I was there when the journey from Lusaka to Kasama used to take 3 days, with a long wait at Mpika in a UBZ bus.
I was there when the State controlled all companies that never made any profit for decades of operation.
I was there when our young girls used to be raped while on the queue trying to buy mealie meal.
I was there when the Zambia Airways stopped flying people for profit and became a personal private flying company for the party and its government.
I was there when people’s movements and liberties were restricted. You couldn’t move from one house to another without first getting permission from the Ward Chairman and his stalwarts.
I was there when people’s liberty to worship was severely curtailed and churches had to register as companies in order to operate and worship God.
I was there when sugar was as rare as a diamond and salt was as scarce as platinum. I was there when the people who used to sell small packs of sugar were known as “ba Choir”, because at the Twatasha market there was no freedom to sell or to buy. The market had to be controlled by Nkwazi House and its tributaries.
I was there when entrepreneuring Zambians were treated as de facto criminals by the State. I was there when trade was severely restricted.
I was there when school children would miss school in order to go and line up the streets to dance for the only Man there was. This feat would be repeated each time that the Man and his loyalists were around.
I was there when you needed permission from the party and its government for everything.
I was there when soldiers would enter your house, without your permission and do a “clean-up”.
In 1986, as a child I saw a soldier slap and abuse the government driver who was transporting us from Chipata to Chililabombwe since my dad had been transferred by the State. His only crime, was that he had not stopped by one of the many military stops that dotted the route to Chililabombwe.

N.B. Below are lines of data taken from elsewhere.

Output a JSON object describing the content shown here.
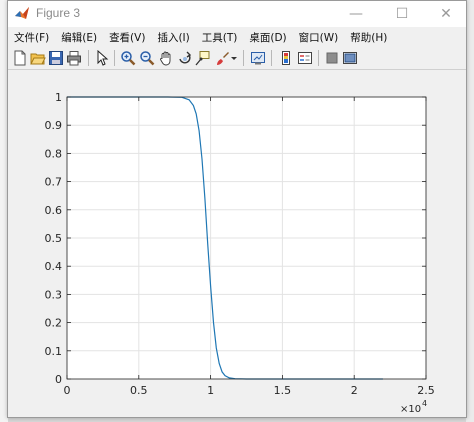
{
  "window": {
    "title": "Figure 3",
    "minimize_glyph": "—",
    "maximize_glyph": "☐",
    "close_glyph": "✕"
  },
  "menu": {
    "items": [
      {
        "label": "文件(F)"
      },
      {
        "label": "编辑(E)"
      },
      {
        "label": "查看(V)"
      },
      {
        "label": "插入(I)"
      },
      {
        "label": "工具(T)"
      },
      {
        "label": "桌面(D)"
      },
      {
        "label": "窗口(W)"
      },
      {
        "label": "帮助(H)"
      }
    ]
  },
  "toolbar": {
    "icons": [
      "new-figure-icon",
      "open-file-icon",
      "save-icon",
      "print-icon",
      "edit-plot-arrow-icon",
      "zoom-in-icon",
      "zoom-out-icon",
      "pan-hand-icon",
      "rotate-3d-icon",
      "data-cursor-icon",
      "brush-icon",
      "brush-dropdown-icon",
      "link-plot-icon",
      "insert-colorbar-icon",
      "insert-legend-icon",
      "hide-plot-tools-icon",
      "show-plot-tools-icon"
    ]
  },
  "colors": {
    "line": "#1f77b4",
    "grid": "#e3e3e3",
    "axes_bg": "#ffffff"
  },
  "chart_data": {
    "type": "line",
    "title": "",
    "xlabel": "",
    "ylabel": "",
    "xlim": [
      0,
      25000
    ],
    "ylim": [
      0,
      1
    ],
    "x_exponent_label": "×10",
    "x_exponent_power": "4",
    "x_ticks": [
      0,
      5000,
      10000,
      15000,
      20000,
      25000
    ],
    "x_tick_labels": [
      "0",
      "0.5",
      "1",
      "1.5",
      "2",
      "2.5"
    ],
    "y_ticks": [
      0,
      0.1,
      0.2,
      0.3,
      0.4,
      0.5,
      0.6,
      0.7,
      0.8,
      0.9,
      1
    ],
    "y_tick_labels": [
      "0",
      "0.1",
      "0.2",
      "0.3",
      "0.4",
      "0.5",
      "0.6",
      "0.7",
      "0.8",
      "0.9",
      "1"
    ],
    "grid": true,
    "series": [
      {
        "x": [
          0,
          7000,
          8000,
          8500,
          8800,
          9000,
          9200,
          9400,
          9600,
          9800,
          10000,
          10200,
          10400,
          10600,
          10800,
          11000,
          11300,
          11700,
          12500,
          14000,
          22000
        ],
        "y": [
          1,
          1,
          0.999,
          0.99,
          0.97,
          0.94,
          0.88,
          0.78,
          0.64,
          0.48,
          0.33,
          0.2,
          0.11,
          0.055,
          0.025,
          0.012,
          0.004,
          0.001,
          0.0,
          0.0,
          0.0
        ]
      }
    ]
  }
}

I was there…and the very thought that Zambia is returning to that state.
Makes me sad!